A single number is the answer here: how many lines of the entries contain "Output"?

---

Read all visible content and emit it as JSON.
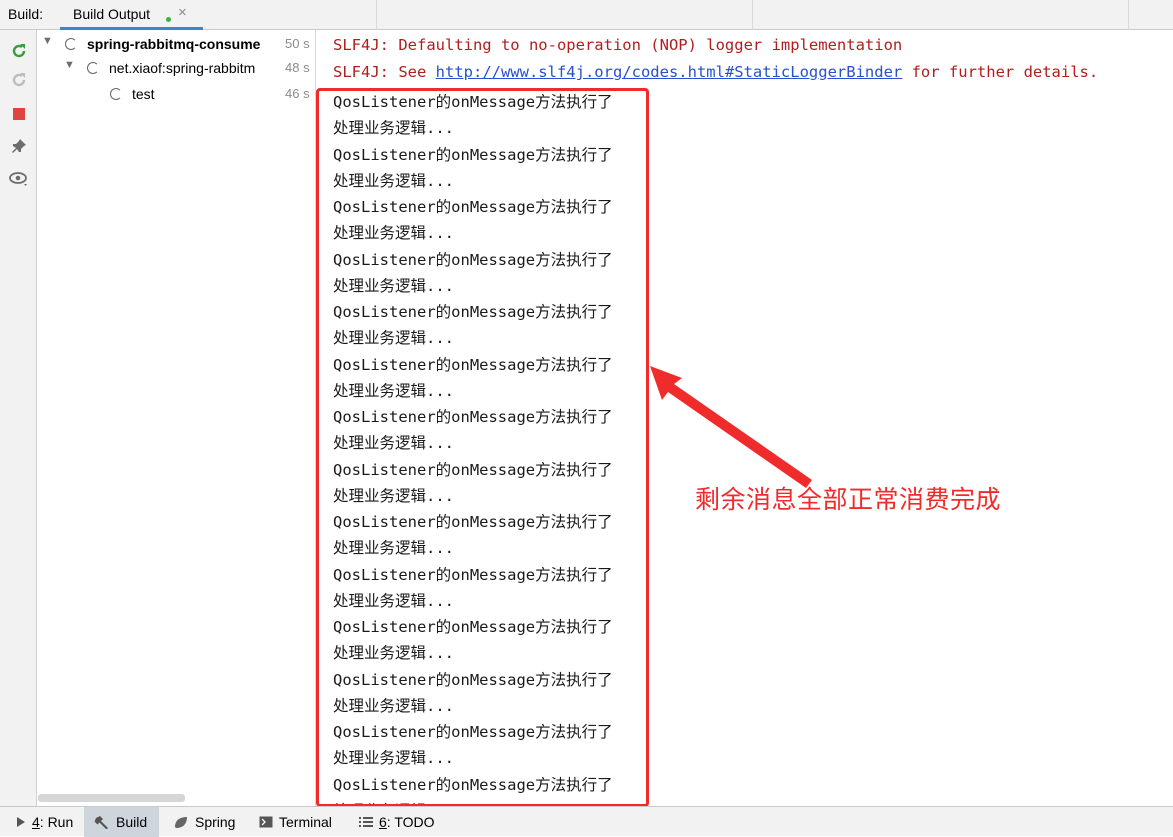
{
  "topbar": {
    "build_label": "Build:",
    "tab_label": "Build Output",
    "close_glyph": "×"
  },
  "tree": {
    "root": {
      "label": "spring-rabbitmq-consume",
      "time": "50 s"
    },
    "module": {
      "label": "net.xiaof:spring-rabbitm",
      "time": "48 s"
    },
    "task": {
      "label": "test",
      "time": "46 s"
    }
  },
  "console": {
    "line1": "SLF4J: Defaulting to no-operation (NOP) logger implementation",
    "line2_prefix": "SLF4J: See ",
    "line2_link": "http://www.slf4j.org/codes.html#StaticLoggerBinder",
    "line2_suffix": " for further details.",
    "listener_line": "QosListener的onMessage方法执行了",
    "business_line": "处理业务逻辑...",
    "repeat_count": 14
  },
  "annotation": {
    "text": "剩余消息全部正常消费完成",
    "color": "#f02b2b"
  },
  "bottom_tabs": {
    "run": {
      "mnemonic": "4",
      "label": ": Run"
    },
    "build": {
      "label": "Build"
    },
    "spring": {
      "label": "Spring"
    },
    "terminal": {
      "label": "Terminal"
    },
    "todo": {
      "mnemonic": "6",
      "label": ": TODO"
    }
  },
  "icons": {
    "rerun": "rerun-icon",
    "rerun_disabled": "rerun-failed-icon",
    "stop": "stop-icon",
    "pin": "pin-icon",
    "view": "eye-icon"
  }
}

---

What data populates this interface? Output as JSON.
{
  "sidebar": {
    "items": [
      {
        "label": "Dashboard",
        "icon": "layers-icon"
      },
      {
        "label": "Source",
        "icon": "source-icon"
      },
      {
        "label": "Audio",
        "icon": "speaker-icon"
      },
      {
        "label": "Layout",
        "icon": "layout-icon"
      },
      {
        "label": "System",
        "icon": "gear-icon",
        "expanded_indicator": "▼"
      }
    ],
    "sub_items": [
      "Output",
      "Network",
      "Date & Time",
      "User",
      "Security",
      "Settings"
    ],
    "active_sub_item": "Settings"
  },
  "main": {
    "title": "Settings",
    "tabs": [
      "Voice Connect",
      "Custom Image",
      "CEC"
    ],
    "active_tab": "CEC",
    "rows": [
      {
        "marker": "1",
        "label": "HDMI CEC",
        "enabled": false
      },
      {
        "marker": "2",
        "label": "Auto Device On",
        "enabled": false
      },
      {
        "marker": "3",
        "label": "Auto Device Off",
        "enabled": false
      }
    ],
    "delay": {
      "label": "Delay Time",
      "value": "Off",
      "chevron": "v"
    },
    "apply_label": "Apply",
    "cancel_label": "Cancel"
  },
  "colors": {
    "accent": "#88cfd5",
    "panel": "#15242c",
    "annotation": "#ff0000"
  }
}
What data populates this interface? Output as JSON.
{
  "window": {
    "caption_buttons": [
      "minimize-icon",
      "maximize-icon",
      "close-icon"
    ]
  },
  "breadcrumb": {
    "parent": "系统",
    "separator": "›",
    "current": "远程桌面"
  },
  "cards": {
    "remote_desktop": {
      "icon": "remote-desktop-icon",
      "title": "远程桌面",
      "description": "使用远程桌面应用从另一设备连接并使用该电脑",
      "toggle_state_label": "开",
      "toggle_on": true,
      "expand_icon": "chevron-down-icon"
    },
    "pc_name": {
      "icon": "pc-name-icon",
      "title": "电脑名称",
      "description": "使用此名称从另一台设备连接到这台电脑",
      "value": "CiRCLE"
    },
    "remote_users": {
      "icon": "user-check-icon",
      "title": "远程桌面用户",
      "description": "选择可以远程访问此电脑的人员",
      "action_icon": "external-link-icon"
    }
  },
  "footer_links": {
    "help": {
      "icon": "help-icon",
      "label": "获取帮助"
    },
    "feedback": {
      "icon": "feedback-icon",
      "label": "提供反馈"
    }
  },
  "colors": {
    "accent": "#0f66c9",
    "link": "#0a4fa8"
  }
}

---

TASK ANSWER:
4